Collected data entries
####
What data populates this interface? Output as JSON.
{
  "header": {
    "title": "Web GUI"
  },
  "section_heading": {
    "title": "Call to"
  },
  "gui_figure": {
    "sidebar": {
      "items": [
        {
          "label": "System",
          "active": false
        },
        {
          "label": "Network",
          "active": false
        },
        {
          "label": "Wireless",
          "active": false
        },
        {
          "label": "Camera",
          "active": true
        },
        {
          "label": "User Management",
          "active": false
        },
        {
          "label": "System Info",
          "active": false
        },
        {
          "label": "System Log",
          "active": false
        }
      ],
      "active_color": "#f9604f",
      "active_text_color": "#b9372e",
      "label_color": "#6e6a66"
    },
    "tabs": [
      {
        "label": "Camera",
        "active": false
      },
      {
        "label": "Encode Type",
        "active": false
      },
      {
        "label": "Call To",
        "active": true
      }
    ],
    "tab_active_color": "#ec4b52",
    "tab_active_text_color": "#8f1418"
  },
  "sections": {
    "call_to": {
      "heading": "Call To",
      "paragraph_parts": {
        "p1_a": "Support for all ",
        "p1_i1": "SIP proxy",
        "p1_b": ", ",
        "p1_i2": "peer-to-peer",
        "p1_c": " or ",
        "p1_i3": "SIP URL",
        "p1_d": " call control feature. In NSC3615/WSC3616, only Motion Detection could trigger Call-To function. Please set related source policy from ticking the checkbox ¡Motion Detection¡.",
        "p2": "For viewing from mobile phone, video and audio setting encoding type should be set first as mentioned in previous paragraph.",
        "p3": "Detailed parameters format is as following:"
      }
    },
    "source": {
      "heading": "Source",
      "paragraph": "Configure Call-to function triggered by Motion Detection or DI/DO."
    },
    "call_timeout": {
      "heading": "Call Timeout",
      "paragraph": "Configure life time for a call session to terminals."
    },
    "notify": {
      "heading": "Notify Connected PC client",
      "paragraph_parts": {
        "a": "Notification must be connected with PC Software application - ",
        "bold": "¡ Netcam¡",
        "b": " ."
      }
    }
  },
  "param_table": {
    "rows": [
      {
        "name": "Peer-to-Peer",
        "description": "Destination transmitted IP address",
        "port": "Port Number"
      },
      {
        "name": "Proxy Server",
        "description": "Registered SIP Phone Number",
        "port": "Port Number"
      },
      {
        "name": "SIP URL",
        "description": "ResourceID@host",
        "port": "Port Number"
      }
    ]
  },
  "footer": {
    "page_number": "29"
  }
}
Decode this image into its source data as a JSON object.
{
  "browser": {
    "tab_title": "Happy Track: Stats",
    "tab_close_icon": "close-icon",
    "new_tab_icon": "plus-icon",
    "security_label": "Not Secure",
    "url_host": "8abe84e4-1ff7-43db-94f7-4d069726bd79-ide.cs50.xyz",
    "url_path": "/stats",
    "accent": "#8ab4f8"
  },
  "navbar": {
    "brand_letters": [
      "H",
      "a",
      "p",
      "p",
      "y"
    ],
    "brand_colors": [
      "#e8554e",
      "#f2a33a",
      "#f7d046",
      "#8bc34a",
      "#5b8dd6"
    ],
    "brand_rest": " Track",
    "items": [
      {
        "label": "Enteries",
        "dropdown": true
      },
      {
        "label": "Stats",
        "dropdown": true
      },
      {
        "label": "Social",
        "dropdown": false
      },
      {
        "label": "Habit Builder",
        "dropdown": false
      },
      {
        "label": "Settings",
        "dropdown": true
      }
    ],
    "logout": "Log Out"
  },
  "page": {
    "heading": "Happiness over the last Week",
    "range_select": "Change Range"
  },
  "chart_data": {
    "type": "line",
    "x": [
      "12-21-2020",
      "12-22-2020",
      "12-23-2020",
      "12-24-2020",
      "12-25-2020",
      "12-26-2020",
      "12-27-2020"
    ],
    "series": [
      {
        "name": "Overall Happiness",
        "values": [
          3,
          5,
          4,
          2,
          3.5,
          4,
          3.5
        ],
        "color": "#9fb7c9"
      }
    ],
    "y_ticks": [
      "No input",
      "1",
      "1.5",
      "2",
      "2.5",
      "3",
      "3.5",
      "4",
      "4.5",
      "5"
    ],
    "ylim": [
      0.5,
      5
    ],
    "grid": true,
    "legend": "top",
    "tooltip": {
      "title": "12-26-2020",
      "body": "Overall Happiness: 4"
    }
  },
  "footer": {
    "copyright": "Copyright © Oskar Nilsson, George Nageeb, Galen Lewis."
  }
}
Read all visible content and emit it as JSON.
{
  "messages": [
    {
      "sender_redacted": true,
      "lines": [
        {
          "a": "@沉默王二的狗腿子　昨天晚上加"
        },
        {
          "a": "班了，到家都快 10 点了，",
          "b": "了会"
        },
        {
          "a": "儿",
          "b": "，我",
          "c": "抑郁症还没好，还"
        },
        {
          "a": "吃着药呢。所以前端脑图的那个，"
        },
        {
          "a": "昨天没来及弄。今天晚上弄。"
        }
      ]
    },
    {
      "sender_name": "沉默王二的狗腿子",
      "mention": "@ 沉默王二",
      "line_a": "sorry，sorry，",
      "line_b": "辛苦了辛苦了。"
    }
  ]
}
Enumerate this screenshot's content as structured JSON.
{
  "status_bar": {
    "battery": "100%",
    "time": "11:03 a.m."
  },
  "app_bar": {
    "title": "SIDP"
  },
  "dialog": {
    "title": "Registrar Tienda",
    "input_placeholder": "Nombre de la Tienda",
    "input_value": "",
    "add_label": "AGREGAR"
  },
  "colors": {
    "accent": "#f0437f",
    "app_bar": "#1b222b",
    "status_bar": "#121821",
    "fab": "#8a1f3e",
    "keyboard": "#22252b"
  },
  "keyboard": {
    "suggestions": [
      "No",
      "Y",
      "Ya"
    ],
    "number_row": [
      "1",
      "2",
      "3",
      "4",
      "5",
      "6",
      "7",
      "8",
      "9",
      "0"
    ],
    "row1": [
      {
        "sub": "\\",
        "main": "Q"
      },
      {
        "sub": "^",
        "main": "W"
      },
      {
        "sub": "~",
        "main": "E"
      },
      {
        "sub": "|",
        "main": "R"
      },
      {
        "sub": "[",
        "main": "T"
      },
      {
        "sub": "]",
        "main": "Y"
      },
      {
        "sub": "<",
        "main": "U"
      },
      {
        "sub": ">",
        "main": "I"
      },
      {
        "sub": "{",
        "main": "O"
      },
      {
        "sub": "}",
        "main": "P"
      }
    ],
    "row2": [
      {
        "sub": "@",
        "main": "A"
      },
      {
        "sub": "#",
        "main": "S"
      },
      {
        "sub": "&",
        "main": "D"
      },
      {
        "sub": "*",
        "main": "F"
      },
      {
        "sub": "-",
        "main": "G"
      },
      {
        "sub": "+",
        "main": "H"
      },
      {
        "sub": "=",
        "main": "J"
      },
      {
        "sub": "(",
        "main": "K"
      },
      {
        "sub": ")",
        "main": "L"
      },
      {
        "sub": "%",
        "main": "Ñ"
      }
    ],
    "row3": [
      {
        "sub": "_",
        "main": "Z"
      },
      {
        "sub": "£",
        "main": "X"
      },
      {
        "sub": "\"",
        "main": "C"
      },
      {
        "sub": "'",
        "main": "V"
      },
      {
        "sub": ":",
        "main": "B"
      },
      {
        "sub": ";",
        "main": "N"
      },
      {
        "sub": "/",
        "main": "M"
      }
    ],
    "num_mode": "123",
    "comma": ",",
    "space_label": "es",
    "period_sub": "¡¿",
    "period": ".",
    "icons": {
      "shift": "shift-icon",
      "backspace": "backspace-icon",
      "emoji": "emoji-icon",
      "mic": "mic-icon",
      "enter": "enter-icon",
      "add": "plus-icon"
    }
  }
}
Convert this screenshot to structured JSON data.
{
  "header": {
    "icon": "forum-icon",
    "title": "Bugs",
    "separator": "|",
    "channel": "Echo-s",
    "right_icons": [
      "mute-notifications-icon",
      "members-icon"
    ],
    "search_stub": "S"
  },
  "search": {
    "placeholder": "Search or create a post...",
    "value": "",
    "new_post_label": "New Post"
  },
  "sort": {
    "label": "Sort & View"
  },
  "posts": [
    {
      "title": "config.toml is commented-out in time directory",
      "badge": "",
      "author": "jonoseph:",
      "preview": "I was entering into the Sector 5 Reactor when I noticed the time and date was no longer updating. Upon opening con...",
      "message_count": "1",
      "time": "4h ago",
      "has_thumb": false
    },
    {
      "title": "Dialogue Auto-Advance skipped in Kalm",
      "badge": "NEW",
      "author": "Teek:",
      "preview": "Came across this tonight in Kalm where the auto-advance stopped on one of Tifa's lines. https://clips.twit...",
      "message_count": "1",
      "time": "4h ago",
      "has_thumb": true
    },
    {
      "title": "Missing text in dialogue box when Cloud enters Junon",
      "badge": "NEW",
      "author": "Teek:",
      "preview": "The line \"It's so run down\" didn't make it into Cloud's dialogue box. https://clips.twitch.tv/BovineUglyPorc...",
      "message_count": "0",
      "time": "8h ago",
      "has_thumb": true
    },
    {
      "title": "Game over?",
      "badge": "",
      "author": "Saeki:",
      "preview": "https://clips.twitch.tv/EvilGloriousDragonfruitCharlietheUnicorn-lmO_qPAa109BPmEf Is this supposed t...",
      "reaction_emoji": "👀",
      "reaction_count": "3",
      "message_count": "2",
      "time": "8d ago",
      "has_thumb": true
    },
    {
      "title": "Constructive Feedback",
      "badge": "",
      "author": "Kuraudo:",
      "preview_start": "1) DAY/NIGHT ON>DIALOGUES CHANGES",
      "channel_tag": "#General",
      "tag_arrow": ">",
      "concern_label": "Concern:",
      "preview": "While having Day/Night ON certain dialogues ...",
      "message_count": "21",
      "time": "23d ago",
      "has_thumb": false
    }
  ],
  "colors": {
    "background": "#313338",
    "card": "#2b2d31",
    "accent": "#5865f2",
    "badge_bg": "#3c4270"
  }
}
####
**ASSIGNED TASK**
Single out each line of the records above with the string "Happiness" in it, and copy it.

**TASK ANSWER**
    "heading": "Happiness over the last Week",
        "name": "Overall Happiness",
      "body": "Overall Happiness: 4"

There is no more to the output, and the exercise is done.